EXERCISE DIRECTIONS
Please give the listing again in its entirety, exactly as written.

RECORDS FOR THE TASK

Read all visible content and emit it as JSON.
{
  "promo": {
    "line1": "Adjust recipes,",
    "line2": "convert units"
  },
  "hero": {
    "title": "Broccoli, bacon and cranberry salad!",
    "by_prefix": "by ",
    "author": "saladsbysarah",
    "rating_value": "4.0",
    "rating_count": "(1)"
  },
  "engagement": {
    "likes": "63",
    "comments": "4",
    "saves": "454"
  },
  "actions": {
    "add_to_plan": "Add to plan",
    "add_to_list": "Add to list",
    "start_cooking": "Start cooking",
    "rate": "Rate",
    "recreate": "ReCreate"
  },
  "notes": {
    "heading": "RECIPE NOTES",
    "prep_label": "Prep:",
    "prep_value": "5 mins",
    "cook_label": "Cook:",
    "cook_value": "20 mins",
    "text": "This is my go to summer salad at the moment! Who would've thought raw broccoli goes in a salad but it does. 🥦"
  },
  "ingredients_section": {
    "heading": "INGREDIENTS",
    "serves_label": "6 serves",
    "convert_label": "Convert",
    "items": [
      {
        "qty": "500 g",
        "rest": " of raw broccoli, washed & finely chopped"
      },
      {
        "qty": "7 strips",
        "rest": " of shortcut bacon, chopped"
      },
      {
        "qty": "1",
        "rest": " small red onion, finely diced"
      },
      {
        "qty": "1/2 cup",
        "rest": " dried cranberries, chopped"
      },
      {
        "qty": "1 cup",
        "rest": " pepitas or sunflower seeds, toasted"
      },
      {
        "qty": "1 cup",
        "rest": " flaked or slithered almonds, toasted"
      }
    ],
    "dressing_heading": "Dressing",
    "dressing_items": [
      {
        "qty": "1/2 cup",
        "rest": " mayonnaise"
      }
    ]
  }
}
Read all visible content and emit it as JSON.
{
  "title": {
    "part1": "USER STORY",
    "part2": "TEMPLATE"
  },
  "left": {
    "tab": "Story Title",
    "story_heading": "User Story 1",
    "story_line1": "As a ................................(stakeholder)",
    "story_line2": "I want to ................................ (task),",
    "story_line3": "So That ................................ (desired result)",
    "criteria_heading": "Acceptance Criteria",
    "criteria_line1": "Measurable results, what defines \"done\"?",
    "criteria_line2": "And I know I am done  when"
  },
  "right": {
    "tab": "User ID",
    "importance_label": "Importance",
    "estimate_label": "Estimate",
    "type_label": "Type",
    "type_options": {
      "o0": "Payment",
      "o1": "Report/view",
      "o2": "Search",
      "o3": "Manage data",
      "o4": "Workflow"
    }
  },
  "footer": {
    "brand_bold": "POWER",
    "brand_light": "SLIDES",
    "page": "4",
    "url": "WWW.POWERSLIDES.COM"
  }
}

WRITTEN SOLUTION
Read all visible content and emit it as JSON.
{
  "promo": {
    "line1": "Adjust recipes,",
    "line2": "convert units"
  },
  "hero": {
    "title": "Broccoli, bacon and cranberry salad!",
    "by_prefix": "by ",
    "author": "saladsbysarah",
    "rating_value": "4.0",
    "rating_count": "(1)"
  },
  "engagement": {
    "likes": "63",
    "comments": "4",
    "saves": "454"
  },
  "actions": {
    "add_to_plan": "Add to plan",
    "add_to_list": "Add to list",
    "start_cooking": "Start cooking",
    "rate": "Rate",
    "recreate": "ReCreate"
  },
  "notes": {
    "heading": "RECIPE NOTES",
    "prep_label": "Prep:",
    "prep_value": "5 mins",
    "cook_label": "Cook:",
    "cook_value": "20 mins",
    "text": "This is my go to summer salad at the moment! Who would've thought raw broccoli goes in a salad but it does. 🥦"
  },
  "ingredients_section": {
    "heading": "INGREDIENTS",
    "serves_label": "6 serves",
    "convert_label": "Convert",
    "items": [
      {
        "qty": "500 g",
        "rest": " of raw broccoli, washed & finely chopped"
      },
      {
        "qty": "7 strips",
        "rest": " of shortcut bacon, chopped"
      },
      {
        "qty": "1",
        "rest": " small red onion, finely diced"
      },
      {
        "qty": "1/2 cup",
        "rest": " dried cranberries, chopped"
      },
      {
        "qty": "1 cup",
        "rest": " pepitas or sunflower seeds, toasted"
      },
      {
        "qty": "1 cup",
        "rest": " flaked or slithered almonds, toasted"
      }
    ],
    "dressing_heading": "Dressing",
    "dressing_items": [
      {
        "qty": "1/2 cup",
        "rest": " mayonnaise"
      }
    ]
  }
}
Read all visible content and emit it as JSON.
{
  "title": {
    "part1": "USER STORY",
    "part2": "TEMPLATE"
  },
  "left": {
    "tab": "Story Title",
    "story_heading": "User Story 1",
    "story_line1": "As a ................................(stakeholder)",
    "story_line2": "I want to ................................ (task),",
    "story_line3": "So That ................................ (desired result)",
    "criteria_heading": "Acceptance Criteria",
    "criteria_line1": "Measurable results, what defines \"done\"?",
    "criteria_line2": "And I know I am done  when"
  },
  "right": {
    "tab": "User ID",
    "importance_label": "Importance",
    "estimate_label": "Estimate",
    "type_label": "Type",
    "type_options": {
      "o0": "Payment",
      "o1": "Report/view",
      "o2": "Search",
      "o3": "Manage data",
      "o4": "Workflow"
    }
  },
  "footer": {
    "brand_bold": "POWER",
    "brand_light": "SLIDES",
    "page": "4",
    "url": "WWW.POWERSLIDES.COM"
  }
}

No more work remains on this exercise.